Instructions to follow: Return the entries exactly. Images are not part of the copy.

Exercise inputs:
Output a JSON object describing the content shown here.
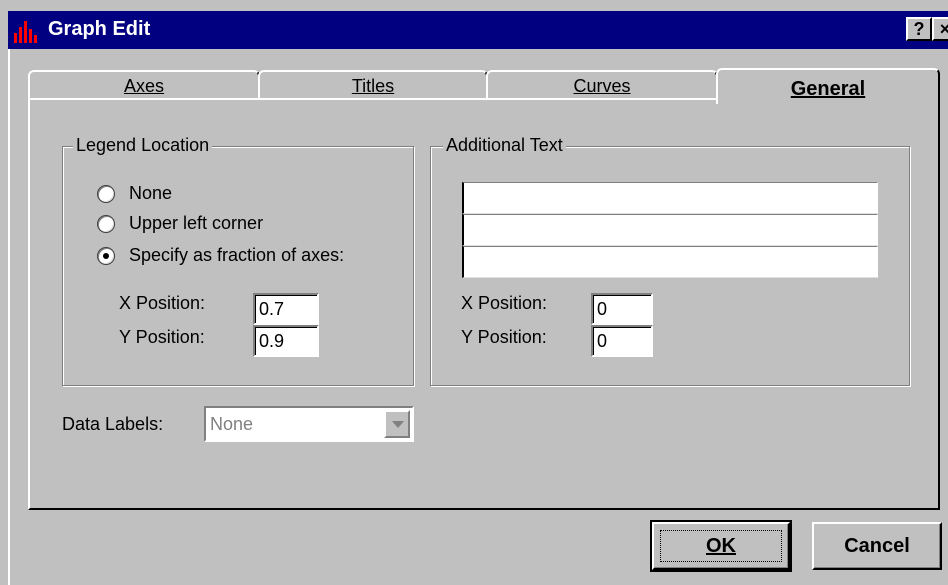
{
  "window": {
    "title": "Graph Edit",
    "icon": "bar-chart-icon",
    "help_label": "?",
    "close_label": "×"
  },
  "tabs": [
    {
      "label": "Axes",
      "selected": false
    },
    {
      "label": "Titles",
      "selected": false
    },
    {
      "label": "Curves",
      "selected": false
    },
    {
      "label": "General",
      "selected": true
    }
  ],
  "legend_location": {
    "group_title": "Legend Location",
    "options": [
      {
        "label": "None",
        "checked": false
      },
      {
        "label": "Upper left corner",
        "checked": false
      },
      {
        "label": "Specify as fraction of axes:",
        "checked": true
      }
    ],
    "x_label": "X Position:",
    "x_value": "0.7",
    "y_label": "Y Position:",
    "y_value": "0.9"
  },
  "additional_text": {
    "group_title": "Additional Text",
    "lines": [
      "",
      "",
      ""
    ],
    "x_label": "X Position:",
    "x_value": "0",
    "y_label": "Y Position:",
    "y_value": "0"
  },
  "data_labels": {
    "label": "Data Labels:",
    "value": "None",
    "enabled": false
  },
  "buttons": {
    "ok": "OK",
    "cancel": "Cancel"
  },
  "colors": {
    "title_bar": "#000080",
    "face": "#c0c0c0",
    "icon_red": "#ff0000"
  }
}
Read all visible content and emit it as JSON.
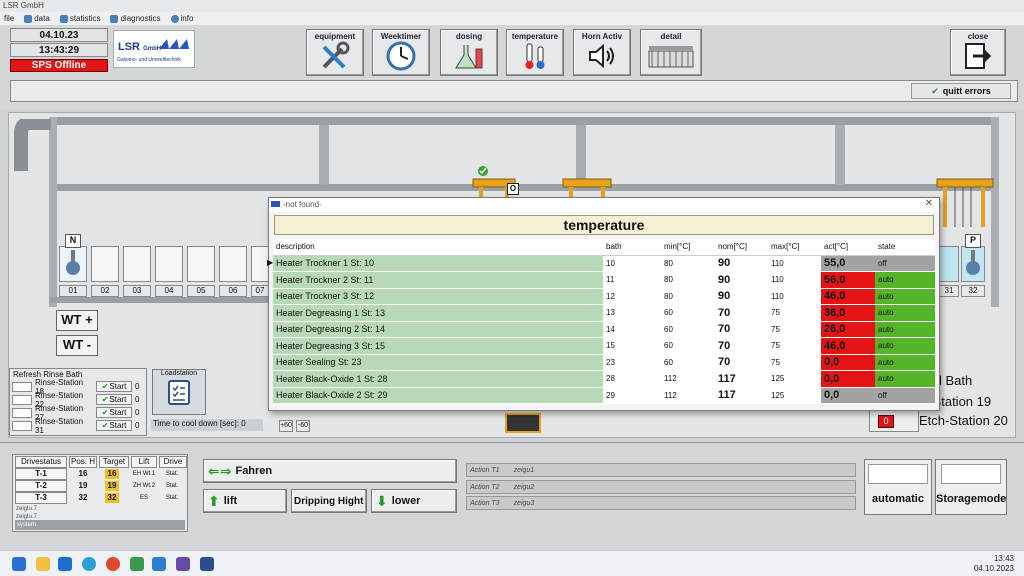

Answer:
Output a JSON object describing the content shown here.
{
  "window": {
    "title": "Graph Edit",
    "icon": "bar-chart-icon",
    "help_label": "?",
    "close_label": "×"
  },
  "tabs": [
    {
      "label": "Axes",
      "selected": false
    },
    {
      "label": "Titles",
      "selected": false
    },
    {
      "label": "Curves",
      "selected": false
    },
    {
      "label": "General",
      "selected": true
    }
  ],
  "legend_location": {
    "group_title": "Legend Location",
    "options": [
      {
        "label": "None",
        "checked": false
      },
      {
        "label": "Upper left corner",
        "checked": false
      },
      {
        "label": "Specify as fraction of axes:",
        "checked": true
      }
    ],
    "x_label": "X Position:",
    "x_value": "0.7",
    "y_label": "Y Position:",
    "y_value": "0.9"
  },
  "additional_text": {
    "group_title": "Additional Text",
    "lines": [
      "",
      "",
      ""
    ],
    "x_label": "X Position:",
    "x_value": "0",
    "y_label": "Y Position:",
    "y_value": "0"
  },
  "data_labels": {
    "label": "Data Labels:",
    "value": "None",
    "enabled": false
  },
  "buttons": {
    "ok": "OK",
    "cancel": "Cancel"
  },
  "colors": {
    "title_bar": "#000080",
    "face": "#c0c0c0",
    "icon_red": "#ff0000"
  }
}
Read all visible content and emit it as JSON.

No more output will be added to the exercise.